The glass-fronted Grove Street gastroteca (named after the Tuscan thoroughfare where Sodi once lived) is a chestnut’s throw from West Village charmers Buvette and I Sodi, where, respectively, Williams and Sodi took the reins as downtown’s doyennes of comfort food done excellently. Via Carota’s elegant ease is a spiritual extension of those restaurants and the chefs’ personal partnership, and the in-tandem cooking follows suit.
Pass over the satisfying-but-safe pastas—sacrilege for an Italian restaurant, maybe, but there are more exciting things to be had here—and nosedive into the menu’s deepest section, verdure. There you’ll find fuss-free provincial stunners like the barbabietola ($12), a toss of tender beets and pickled apples flecked with fragrant thyme and tangy pebbles of goat’s-milk feta, and crinkly, charred frills of grilled radicchio ($12), dressed in olive oil and nested with currants and toasted pine nuts. And there are fried whole artichokes, of course, a Sodi staple that come crispy on the outside and delicate at the heart ($8).
You can make an excellent meal here via vegetable alone, but then you’d miss out on the house svizzerina ($20), a bunless, hand-chopped round of New York strip steak that arrives flash- seared and nearly naked, save a few husk-on garlic cloves and a salty, rosemary-licked pool of fat. It’s like the most purist, primal burger you’ve ever had.

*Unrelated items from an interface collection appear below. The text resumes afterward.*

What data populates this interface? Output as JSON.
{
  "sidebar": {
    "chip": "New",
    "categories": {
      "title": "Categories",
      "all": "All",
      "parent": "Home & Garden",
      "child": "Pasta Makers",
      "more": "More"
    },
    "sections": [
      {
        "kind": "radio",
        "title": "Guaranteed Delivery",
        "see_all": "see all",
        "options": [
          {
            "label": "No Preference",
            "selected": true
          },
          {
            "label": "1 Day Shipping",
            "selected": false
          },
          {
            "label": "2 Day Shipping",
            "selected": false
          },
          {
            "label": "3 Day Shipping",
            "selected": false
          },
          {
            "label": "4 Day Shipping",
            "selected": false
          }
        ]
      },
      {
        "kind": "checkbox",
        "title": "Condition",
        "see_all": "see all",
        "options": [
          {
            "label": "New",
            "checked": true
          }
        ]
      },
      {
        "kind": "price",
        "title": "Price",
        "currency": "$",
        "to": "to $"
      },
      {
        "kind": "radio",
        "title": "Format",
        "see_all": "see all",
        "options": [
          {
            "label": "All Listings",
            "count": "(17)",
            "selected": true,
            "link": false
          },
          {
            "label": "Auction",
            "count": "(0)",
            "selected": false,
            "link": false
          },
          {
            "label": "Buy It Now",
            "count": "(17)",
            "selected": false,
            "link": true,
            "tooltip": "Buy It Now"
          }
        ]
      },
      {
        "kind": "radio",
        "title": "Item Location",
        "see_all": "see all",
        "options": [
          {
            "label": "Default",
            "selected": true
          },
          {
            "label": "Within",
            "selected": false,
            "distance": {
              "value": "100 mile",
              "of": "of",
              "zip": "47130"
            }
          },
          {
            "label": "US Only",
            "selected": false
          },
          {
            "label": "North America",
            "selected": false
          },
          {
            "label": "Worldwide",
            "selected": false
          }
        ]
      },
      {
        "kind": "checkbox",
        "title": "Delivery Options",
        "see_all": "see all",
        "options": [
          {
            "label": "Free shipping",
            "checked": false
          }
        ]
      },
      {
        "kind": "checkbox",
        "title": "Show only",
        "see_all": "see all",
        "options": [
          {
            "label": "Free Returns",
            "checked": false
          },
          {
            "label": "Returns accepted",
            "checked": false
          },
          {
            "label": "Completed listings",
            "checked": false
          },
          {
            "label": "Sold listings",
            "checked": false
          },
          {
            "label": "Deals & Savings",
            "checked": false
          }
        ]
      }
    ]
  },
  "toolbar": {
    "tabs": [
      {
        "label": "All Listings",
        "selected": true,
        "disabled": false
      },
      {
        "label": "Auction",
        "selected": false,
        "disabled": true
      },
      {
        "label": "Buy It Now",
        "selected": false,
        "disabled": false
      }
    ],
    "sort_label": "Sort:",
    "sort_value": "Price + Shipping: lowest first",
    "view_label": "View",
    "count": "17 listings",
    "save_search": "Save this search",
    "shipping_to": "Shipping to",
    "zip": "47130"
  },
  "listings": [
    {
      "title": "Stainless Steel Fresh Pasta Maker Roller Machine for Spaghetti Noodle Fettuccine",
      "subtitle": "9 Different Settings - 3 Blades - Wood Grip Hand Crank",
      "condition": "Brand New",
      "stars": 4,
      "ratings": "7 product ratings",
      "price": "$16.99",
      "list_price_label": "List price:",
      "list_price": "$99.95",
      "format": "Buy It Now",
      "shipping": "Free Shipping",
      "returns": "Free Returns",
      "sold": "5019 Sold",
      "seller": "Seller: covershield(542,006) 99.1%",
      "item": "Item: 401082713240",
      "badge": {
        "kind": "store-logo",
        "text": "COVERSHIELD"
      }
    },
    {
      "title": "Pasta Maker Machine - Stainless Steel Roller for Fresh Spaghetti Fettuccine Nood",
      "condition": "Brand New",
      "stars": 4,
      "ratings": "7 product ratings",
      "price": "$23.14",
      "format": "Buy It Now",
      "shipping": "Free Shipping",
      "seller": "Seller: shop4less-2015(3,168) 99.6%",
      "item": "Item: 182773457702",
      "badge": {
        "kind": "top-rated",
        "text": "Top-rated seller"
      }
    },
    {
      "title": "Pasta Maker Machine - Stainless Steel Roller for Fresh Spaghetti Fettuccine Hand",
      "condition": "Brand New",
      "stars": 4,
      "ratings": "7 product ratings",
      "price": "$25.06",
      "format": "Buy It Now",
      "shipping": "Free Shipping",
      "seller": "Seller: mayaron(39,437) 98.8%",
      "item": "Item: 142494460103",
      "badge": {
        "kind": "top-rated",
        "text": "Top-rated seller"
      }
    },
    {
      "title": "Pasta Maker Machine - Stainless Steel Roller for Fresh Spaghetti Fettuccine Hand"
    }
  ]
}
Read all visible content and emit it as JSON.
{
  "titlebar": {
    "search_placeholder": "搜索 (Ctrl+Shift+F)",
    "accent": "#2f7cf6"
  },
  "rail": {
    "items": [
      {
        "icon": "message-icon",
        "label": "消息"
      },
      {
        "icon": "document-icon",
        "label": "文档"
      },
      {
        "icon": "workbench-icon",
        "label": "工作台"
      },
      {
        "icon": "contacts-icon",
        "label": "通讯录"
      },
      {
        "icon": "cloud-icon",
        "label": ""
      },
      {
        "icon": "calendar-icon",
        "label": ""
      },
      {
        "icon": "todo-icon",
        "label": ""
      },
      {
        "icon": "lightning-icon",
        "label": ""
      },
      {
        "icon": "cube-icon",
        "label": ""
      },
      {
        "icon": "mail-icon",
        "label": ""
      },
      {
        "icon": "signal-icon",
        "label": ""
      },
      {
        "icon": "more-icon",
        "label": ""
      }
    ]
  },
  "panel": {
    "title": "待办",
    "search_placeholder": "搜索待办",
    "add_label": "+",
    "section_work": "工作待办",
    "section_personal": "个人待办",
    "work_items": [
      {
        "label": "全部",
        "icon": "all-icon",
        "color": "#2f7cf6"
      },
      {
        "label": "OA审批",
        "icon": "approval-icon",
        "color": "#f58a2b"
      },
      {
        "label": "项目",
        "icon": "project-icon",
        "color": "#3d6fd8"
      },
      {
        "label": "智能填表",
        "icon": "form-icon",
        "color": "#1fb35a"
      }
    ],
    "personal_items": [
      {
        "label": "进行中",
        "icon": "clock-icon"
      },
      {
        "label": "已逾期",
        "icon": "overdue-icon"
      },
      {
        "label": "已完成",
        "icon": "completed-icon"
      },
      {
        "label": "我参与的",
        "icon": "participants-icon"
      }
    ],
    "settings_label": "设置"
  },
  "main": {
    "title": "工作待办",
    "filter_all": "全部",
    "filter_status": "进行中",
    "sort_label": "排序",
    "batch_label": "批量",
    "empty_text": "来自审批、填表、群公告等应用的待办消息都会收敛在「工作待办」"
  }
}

Fried rabbit ($19), as lightly crisp as good calamari, would benefit from a spritz of lemon, but Sodi and Williams’s collective confidence in the kitchen largely eclipses such meager missteps. In a food culture fueled by high-tech hybrid desserts and brainiac noodle bowls, the chefs operate with an unflappable, frankly-my-dear disregard for “cool” that very nearly borders on subversive. (The soundtrack is reminiscent of a parent’s Pandora station—think eight-year-old Iron & Wine songs— and the knickknacky room is garnished with more bowls of fruit than a Nancy Meyers movie kitchen.) At Via Carota, Sodi and Williams are keeping things simple and, as a byproduct, simply fucking good.